Oral tradition associates Revoula Benizelou, later Saint Philothei, with the history of the building. She is considered to have lived in this space, in the structures that preexisted the construction of the mansion. These were two stone-built two-story houses with tile roofs, traces of which are visible today in the ground floor (katoi) of the monument.
Saint Philothei was an important figure of her time, something which is reflected in the reputation she had earned both in her own era as well as in subsequent centuries, a reputation that stems mainly from her social work and eventually contributed to her recognition as a saint. It is worth noting that she was one of the very few female neomartyrs who were martyred during the period of Ottoman rule.
Revoula Benizelou (1545? – 1589), as was the secular name of St Philothei, with the type of her actions and the scope of her work drew the attention not only of her compatriots and the Patriarchate of Constantinople, but also occupied the supreme authorities of the Ottoman state as well as of Venice.
Born of one of the oldest noble families of Athens, she held extensive property. After becoming a widow at an early age, she dedicated herself to monasticism.
She founded the convent of St Andrew (Hagios Andreas) around 1571 – now the location of the Archdiocese of Athens – along with dependencies in Patissia, Kalogreza and Kea. Her monastery, with 100 to 150 nuns, and the dependencies (in Italian sources of the time (h)ospedali – hospitali) provided shelter, food and care to the poor and weak as well as providing refuge to slaves and unfortunate Muslim women who indeed often converted to Christianity. Reacting to this activity, the Ottoman authorities attacked St Philothei violently, which resulted in her death a few months later.

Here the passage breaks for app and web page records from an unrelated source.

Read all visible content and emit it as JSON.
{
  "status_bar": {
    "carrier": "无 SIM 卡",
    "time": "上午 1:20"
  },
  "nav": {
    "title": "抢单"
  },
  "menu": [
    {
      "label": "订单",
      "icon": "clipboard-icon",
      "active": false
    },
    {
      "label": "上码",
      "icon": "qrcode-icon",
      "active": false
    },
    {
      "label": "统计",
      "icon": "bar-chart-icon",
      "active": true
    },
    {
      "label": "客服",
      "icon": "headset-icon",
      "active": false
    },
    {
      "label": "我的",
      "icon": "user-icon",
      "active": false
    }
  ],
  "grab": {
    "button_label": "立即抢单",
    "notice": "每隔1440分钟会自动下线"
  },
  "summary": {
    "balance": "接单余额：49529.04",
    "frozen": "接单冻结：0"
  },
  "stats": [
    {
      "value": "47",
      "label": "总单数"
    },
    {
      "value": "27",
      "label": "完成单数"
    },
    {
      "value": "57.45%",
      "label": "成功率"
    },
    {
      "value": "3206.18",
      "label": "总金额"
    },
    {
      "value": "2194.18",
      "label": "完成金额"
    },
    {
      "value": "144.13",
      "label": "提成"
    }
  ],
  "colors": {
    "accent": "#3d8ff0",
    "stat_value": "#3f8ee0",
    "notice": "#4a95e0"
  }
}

Due to her extensive social, charitable and spiritual work, St Philothei enjoyed the acceptance of her fellow Christians, who – metropolitan, priests and noblemen – supported her in 1583 when she asked for economic assistance for her monastery from the supreme authorities of Venice. Her supporters also addressed a request to the Patriarchate of Constantinople after her death to recognize her as a Saint (1598 – 1601).